Jim has a long-standing involvement in forestry. He grew up in the Green Triangle, which is situated between Victoria and South Australia, and has forestry in his blood. While Jim is based in Australia, he also works with local New Zealand forestry consultants.
I asked Jim what the process is that he follows when he receives a call on a claim? He said that generally the insurer will email him and send through a copy of the client’s policy schedule and the policy wording. It is this document which forms the basis of the claim calculation. Jim then contacts the forest-owner to establish further details.
From his early discussions with the forest owner he will determine the capabilities of the forest owner to manage any salvage and replanting operation. For example, he will ask if you have a forest manager. If you do, it is likely that they will work with both of you to manage a claim. Some of the larger forest owners will have their own infrastructure and can therefore manage their own salvage operation. For smaller forest owners, who have not yet been through a harvest rotation and who do not have a forest manager, Jim will help them find a suitable harvester and give more assistance to see the process through.
I asked Jim what, in his opinion, were three key things that standing timber owners need to consider? His first was that forest owners need to think about why they are insuring. Are they looking to recoup the cost to date or do they want to recoup profit? The values they nominate are therefore very important as they are the value that he will use to calculate a claim.
Like Richard, Jim also commented that a claim can take time to be finalised The length of time a claim takes to process varies greatly depending on matters such as tree age, market conditions, access and weather. If you have taken the re-establishment benefit and are replanting, this can also take a long time. You need to plant at the right time of the year. While some forest owners like the idea of being paid in advance on the basis of an agreed price per hectare, this is not always the recommended approach. The replanting process can throw up extra costs which you may not have considered, such as extra labour costs and weed spray.
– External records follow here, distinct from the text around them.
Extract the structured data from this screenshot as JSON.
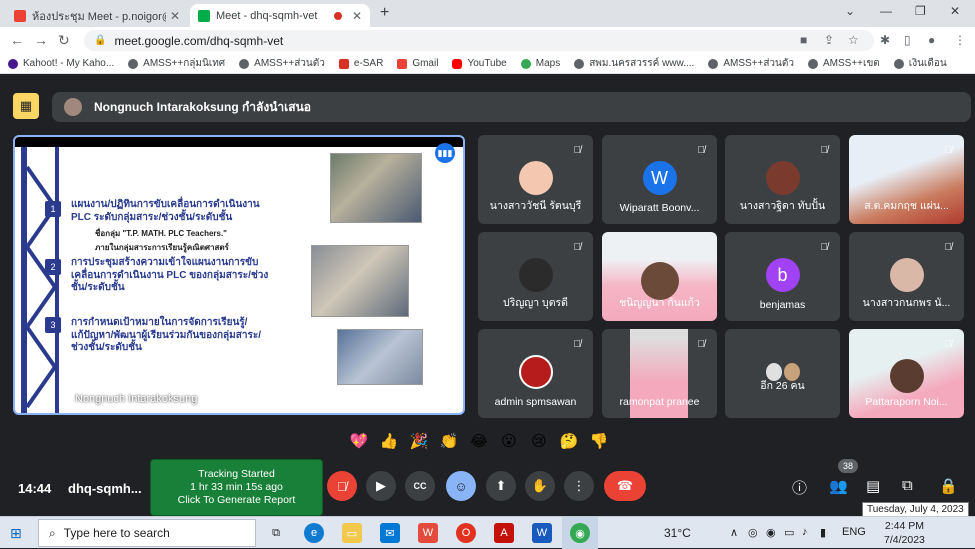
{
  "browser": {
    "tabs": [
      {
        "title": "ห้องประชุม Meet - p.noigor@gmail...",
        "active": false
      },
      {
        "title": "Meet - dhq-sqmh-vet",
        "active": true
      }
    ],
    "new_tab": "+",
    "url": "meet.google.com/dhq-sqmh-vet",
    "bookmarks": [
      "Kahoot! - My Kaho...",
      "AMSS++กลุ่มนิเทศ",
      "AMSS++ส่วนตัว",
      "e-SAR",
      "Gmail",
      "YouTube",
      "Maps",
      "สพม.นครสวรรค์ www....",
      "AMSS++ส่วนตัว",
      "AMSS++เขต",
      "เงินเดือน"
    ]
  },
  "meet": {
    "presenter_banner": "Nongnuch Intarakoksung กำลังนำเสนอ",
    "stage": {
      "name": "Nongnuch Intarakoksung",
      "slide": {
        "items": [
          {
            "num": "1",
            "text_line1": "แผนงาน/ปฏิทินการขับเคลื่อนการดำเนินงาน",
            "text_line2": "PLC ระดับกลุ่มสาระ/ช่วงชั้น/ระดับชั้น"
          },
          {
            "num": "2",
            "text_line1": "การประชุมสร้างความเข้าใจแผนงานการขับ",
            "text_line2": "เคลื่อนการดำเนินงาน PLC ของกลุ่มสาระ/ช่วง",
            "text_line3": "ชั้น/ระดับชั้น"
          },
          {
            "num": "3",
            "text_line1": "การกำหนดเป้าหมายในการจัดการเรียนรู้/",
            "text_line2": "แก้ปัญหา/พัฒนาผู้เรียนร่วมกันของกลุ่มสาระ/",
            "text_line3": "ช่วงชั้น/ระดับชั้น"
          }
        ],
        "sub1": "ชื่อกลุ่ม \"T.P. MATH. PLC Teachers.\"",
        "sub2": "ภายในกลุ่มสาระการเรียนรู้คณิตศาสตร์"
      }
    },
    "participants": [
      {
        "name": "นางสาววัชนี รัตนบุรี",
        "avatar": "photo"
      },
      {
        "name": "Wiparatt Boonv...",
        "avatar": "W",
        "color": "#1a73e8"
      },
      {
        "name": "นางสาวฐิดา ทับปั้น",
        "avatar": "photo"
      },
      {
        "name": "ส.ต.คมกฤช แผ่น...",
        "avatar": "video"
      },
      {
        "name": "ปริญญา บุตรดี",
        "avatar": "photo"
      },
      {
        "name": "ชนิญญนา กันแก้ว",
        "avatar": "video"
      },
      {
        "name": "benjamas",
        "avatar": "b",
        "color": "#a142f4"
      },
      {
        "name": "นางสาวกนกพร นั...",
        "avatar": "photo"
      },
      {
        "name": "admin spmsawan",
        "avatar": "photo"
      },
      {
        "name": "ramonpat pranee",
        "avatar": "video"
      },
      {
        "name": "อีก 26 คน",
        "avatar": "group"
      },
      {
        "name": "Pattaraporn Noi...",
        "avatar": "video"
      }
    ],
    "reactions": [
      "💖",
      "👍",
      "🎉",
      "👏",
      "😂",
      "😮",
      "😢",
      "🤔",
      "👎"
    ],
    "bottom": {
      "time": "14:44",
      "meeting_code": "dhq-sqmh...",
      "tracker_line1": "Tracking Started",
      "tracker_line2": "1 hr 33 min 15s ago",
      "tracker_line3": "Click To Generate Report",
      "people_count": "38",
      "date_tooltip": "Tuesday, July 4, 2023"
    }
  },
  "taskbar": {
    "search_placeholder": "Type here to search",
    "temperature": "31°C",
    "lang": "ENG",
    "clock_time": "2:44 PM",
    "clock_date": "7/4/2023"
  }
}
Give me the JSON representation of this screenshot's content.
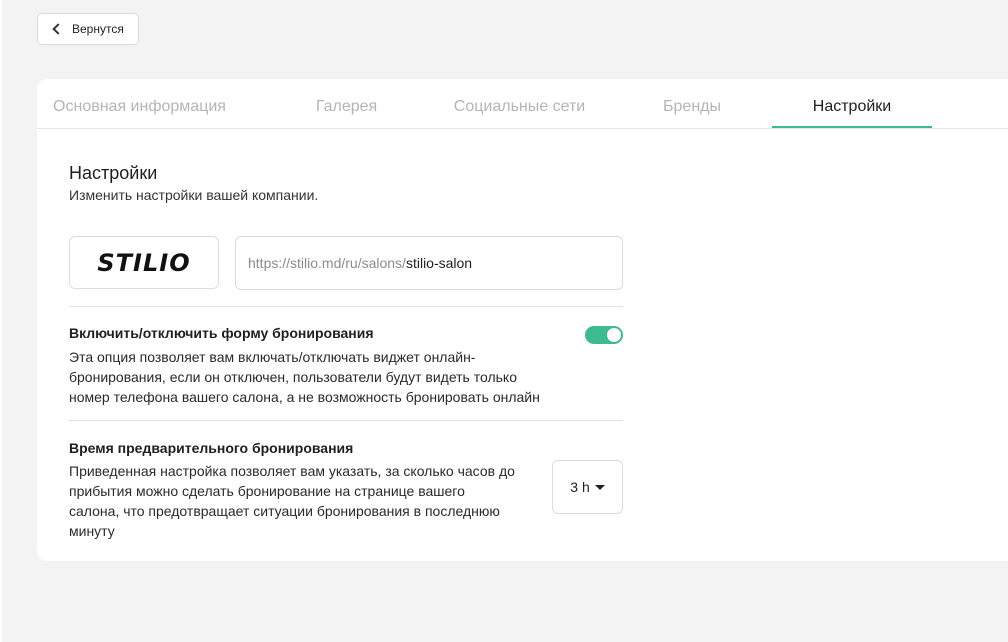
{
  "back_button": {
    "label": "Вернутся"
  },
  "tabs": [
    {
      "label": "Основная информация",
      "active": false
    },
    {
      "label": "Галерея",
      "active": false
    },
    {
      "label": "Социальные сети",
      "active": false
    },
    {
      "label": "Бренды",
      "active": false
    },
    {
      "label": "Настройки",
      "active": true
    }
  ],
  "settings": {
    "title": "Настройки",
    "subtitle": "Изменить настройки вашей компании.",
    "logo_text": "STILIO",
    "url_prefix": "https://stilio.md/ru/salons/",
    "url_slug": "stilio-salon",
    "booking_form": {
      "title": "Включить/отключить форму бронирования",
      "desc_lines": [
        "Эта опция позволяет вам включать/отключать виджет онлайн-",
        "бронирования, если он отключен, пользователи будут видеть только",
        "номер телефона вашего салона, а не возможность бронировать онлайн"
      ],
      "enabled": true
    },
    "prebooking": {
      "title": "Время предварительного бронирования",
      "desc_lines": [
        "Приведенная настройка позволяет вам указать, за сколько часов до",
        "прибытия можно сделать бронирование на странице вашего",
        "салона, что предотвращает ситуации бронирования в последнюю",
        "минуту"
      ],
      "selected_value": "3 h"
    }
  },
  "colors": {
    "accent": "#3dbb8e",
    "page_bg": "#f3f3f3",
    "inactive_tab": "#b5b5b5"
  }
}
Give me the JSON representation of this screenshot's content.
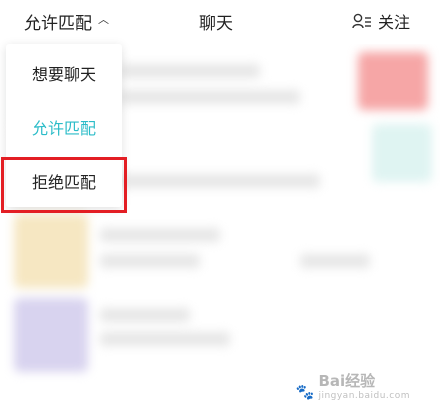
{
  "topbar": {
    "match_label": "允许匹配",
    "title": "聊天",
    "follow_label": "关注"
  },
  "menu": {
    "items": [
      {
        "label": "想要聊天",
        "state": "normal"
      },
      {
        "label": "允许匹配",
        "state": "selected"
      },
      {
        "label": "拒绝匹配",
        "state": "highlighted"
      }
    ],
    "accent_color": "#2bbcc8",
    "highlight_color": "#e31e24"
  },
  "watermark": {
    "brand": "Bai",
    "brand_suffix": "经验",
    "sub": "jingyan.baidu.com"
  }
}
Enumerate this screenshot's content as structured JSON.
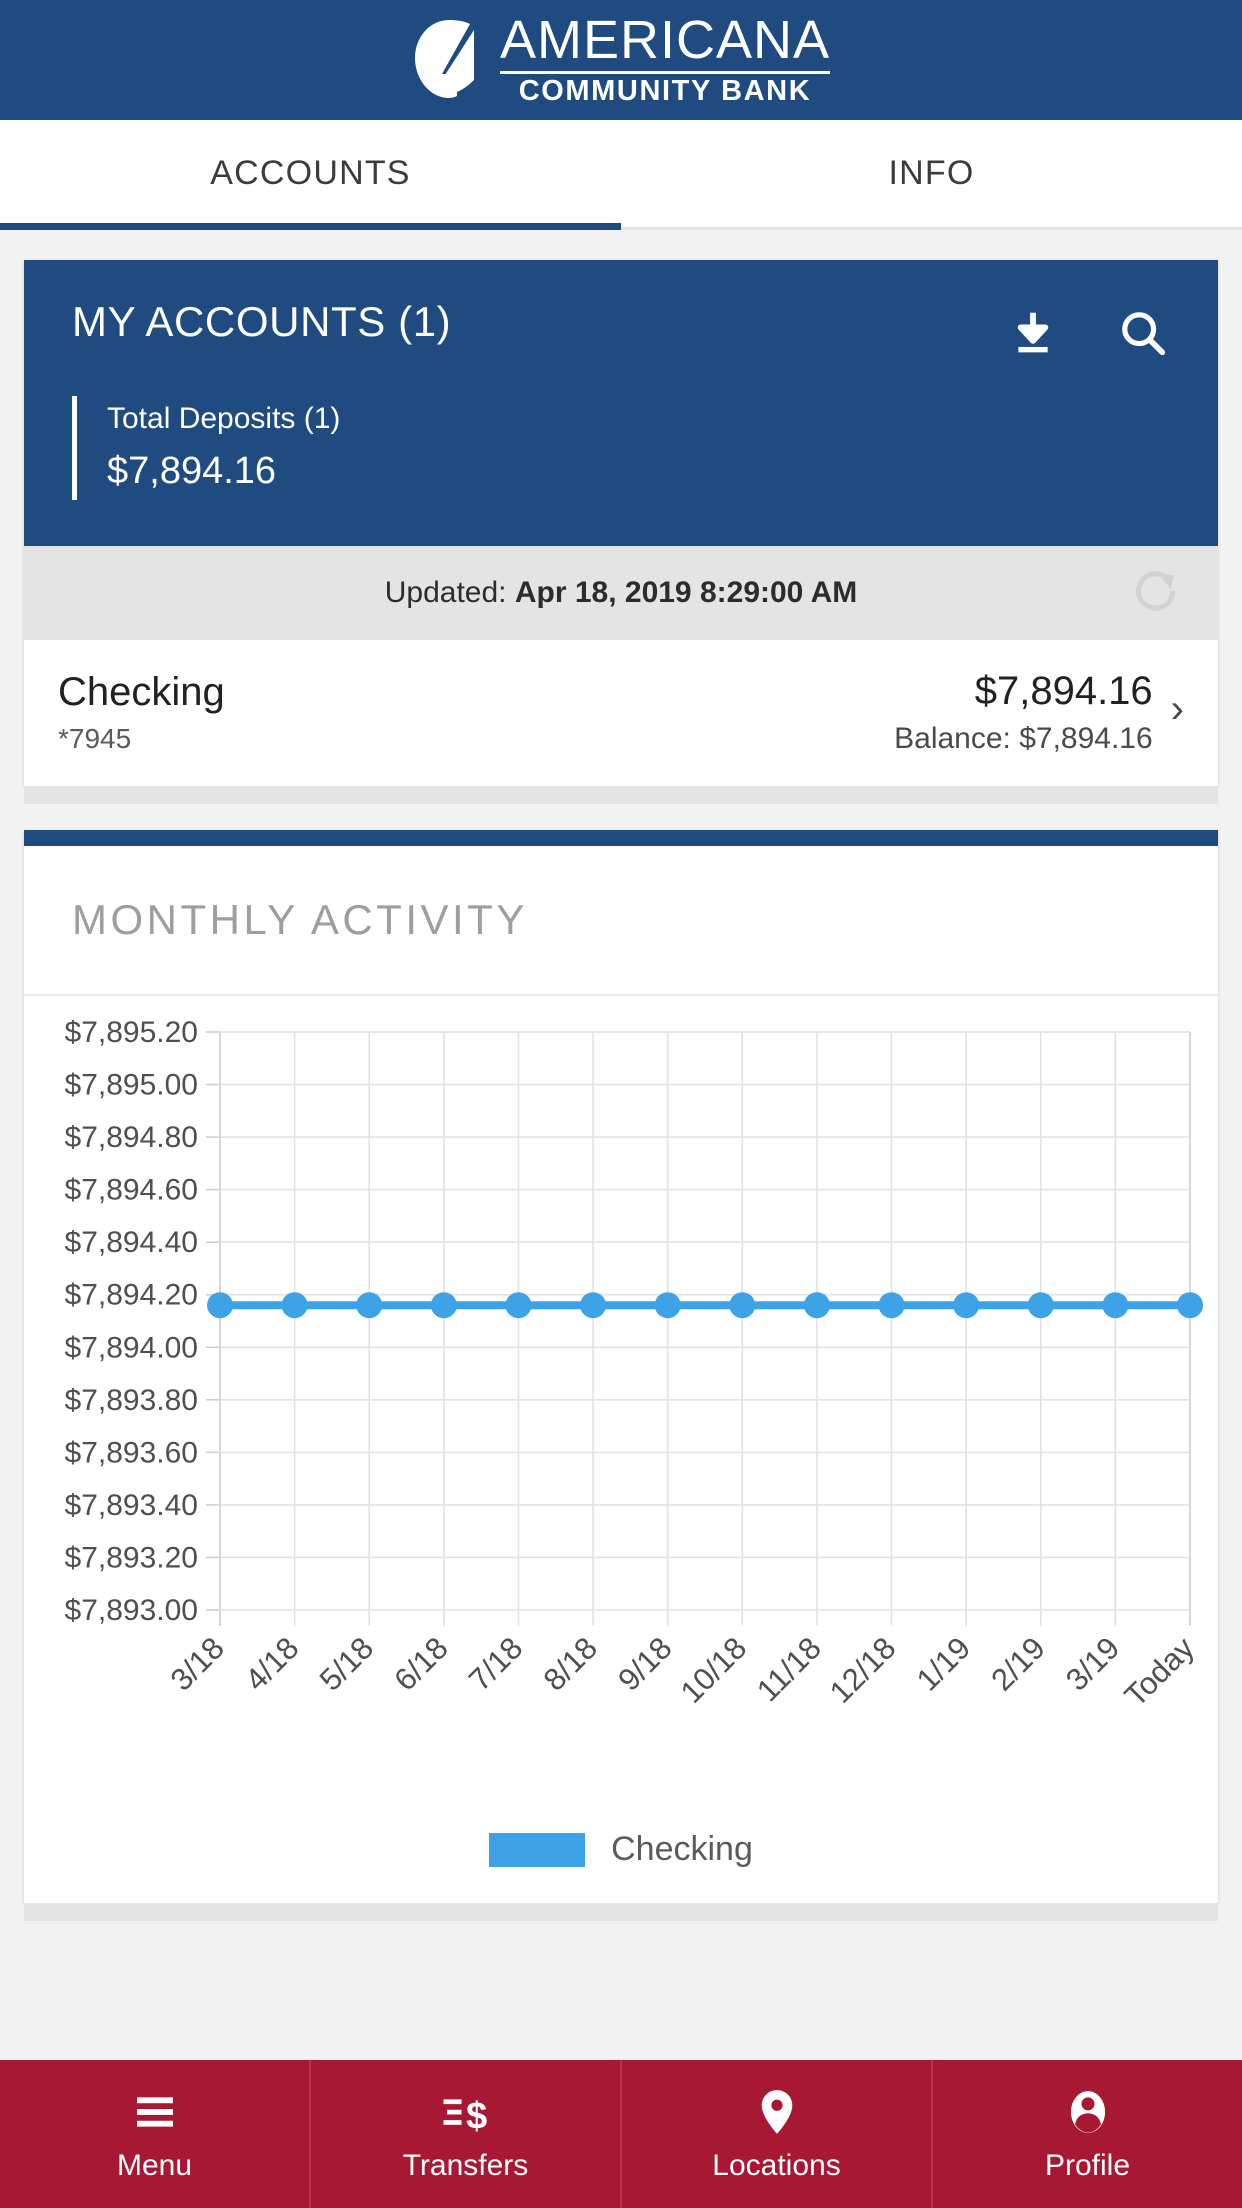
{
  "brand": {
    "name_top": "AMERICANA",
    "name_bottom": "COMMUNITY BANK",
    "bar_color": "#1f4b80"
  },
  "tabs": [
    {
      "label": "ACCOUNTS",
      "active": true
    },
    {
      "label": "INFO",
      "active": false
    }
  ],
  "accounts_card": {
    "title": "MY ACCOUNTS (1)",
    "download_icon": "download-icon",
    "search_icon": "search-icon",
    "total_label": "Total Deposits (1)",
    "total_amount": "$7,894.16",
    "updated_prefix": "Updated: ",
    "updated_value": "Apr 18, 2019 8:29:00 AM",
    "refresh_icon": "refresh-icon",
    "row": {
      "name": "Checking",
      "number": "*7945",
      "amount": "$7,894.16",
      "balance": "Balance: $7,894.16",
      "chevron": "›"
    }
  },
  "chart_card": {
    "title": "MONTHLY ACTIVITY",
    "accent_color": "#1f4b80"
  },
  "chart_data": {
    "type": "line",
    "title": "MONTHLY ACTIVITY",
    "xlabel": "",
    "ylabel": "",
    "grid": true,
    "legend_position": "bottom",
    "line_color": "#3da2e6",
    "categories": [
      "3/18",
      "4/18",
      "5/18",
      "6/18",
      "7/18",
      "8/18",
      "9/18",
      "10/18",
      "11/18",
      "12/18",
      "1/19",
      "2/19",
      "3/19",
      "Today"
    ],
    "ytick_labels": [
      "$7,895.20",
      "$7,895.00",
      "$7,894.80",
      "$7,894.60",
      "$7,894.40",
      "$7,894.20",
      "$7,894.00",
      "$7,893.80",
      "$7,893.60",
      "$7,893.40",
      "$7,893.20",
      "$7,893.00"
    ],
    "ytick_values": [
      7895.2,
      7895.0,
      7894.8,
      7894.6,
      7894.4,
      7894.2,
      7894.0,
      7893.8,
      7893.6,
      7893.4,
      7893.2,
      7893.0
    ],
    "ylim": [
      7893.0,
      7895.2
    ],
    "series": [
      {
        "name": "Checking",
        "color": "#3da2e6",
        "values": [
          7894.16,
          7894.16,
          7894.16,
          7894.16,
          7894.16,
          7894.16,
          7894.16,
          7894.16,
          7894.16,
          7894.16,
          7894.16,
          7894.16,
          7894.16,
          7894.16
        ]
      }
    ],
    "legend": [
      {
        "label": "Checking",
        "color": "#3da2e6"
      }
    ]
  },
  "bottom_nav": [
    {
      "label": "Menu",
      "icon": "hamburger-menu-icon"
    },
    {
      "label": "Transfers",
      "icon": "transfers-dollar-icon"
    },
    {
      "label": "Locations",
      "icon": "map-pin-icon"
    },
    {
      "label": "Profile",
      "icon": "person-icon"
    }
  ]
}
Keep to right insurance limits
We have noticed that some forest owners opt to reduce their premium by lowering their sum insured or their limits and it is important to consider the effect of salvage in that option. If you set the per hectare value too low and salvage is possible, you may be very disappointed with the result as your claim is limited to the values stated on your policy schedule.
It is important to remind forest owners that a calculation at claim time is worked out in the following way. The area damaged is multiplied by the agreed value of the standing timber within the area damaged. This is the maximum amount that will be paid in the event of loss or damage during the period of insurance. All this is subject to the provisions of the deductible or insurance excess, salvage, optional benefits and any policy sub-limits and policy aggregates which are shown on the certificate of insurance.
An example of the calculation in a claim for 10 hectares of damage could be as follows −
|The area damaged 10 hectares multiplied by the agreed value $10,000 a hectare||$100,000|
|Minus the value of the salvage||$50,000|
|The nett loss would therefore be||$50,000|
|Add the re-establishment and removal of debris costs||$7,500|
|Add claim preparation cost||$1,000|
|Less the excess or deductible which could be||$5,000|
|This means the nett claim paid would be||$53,500|
The key message is that while no one wants to have to make a claim, they do happen and with apparently increasing frequency. Claims can be time-consuming and organisations such as Aon and Jim’s business look to partner with forestry owners and managers to make the process as smooth as possible.
My thanks to Richard and Jim. I hope you found their practical insights as helpful as I did. I would also like to take this time to remind readers that Aon has a scheme for NZFFA members and pays a contribution to the organisation.
Jo McIntosh is an Executive Director for Aon and specialises in insurance for forestry and horticulture.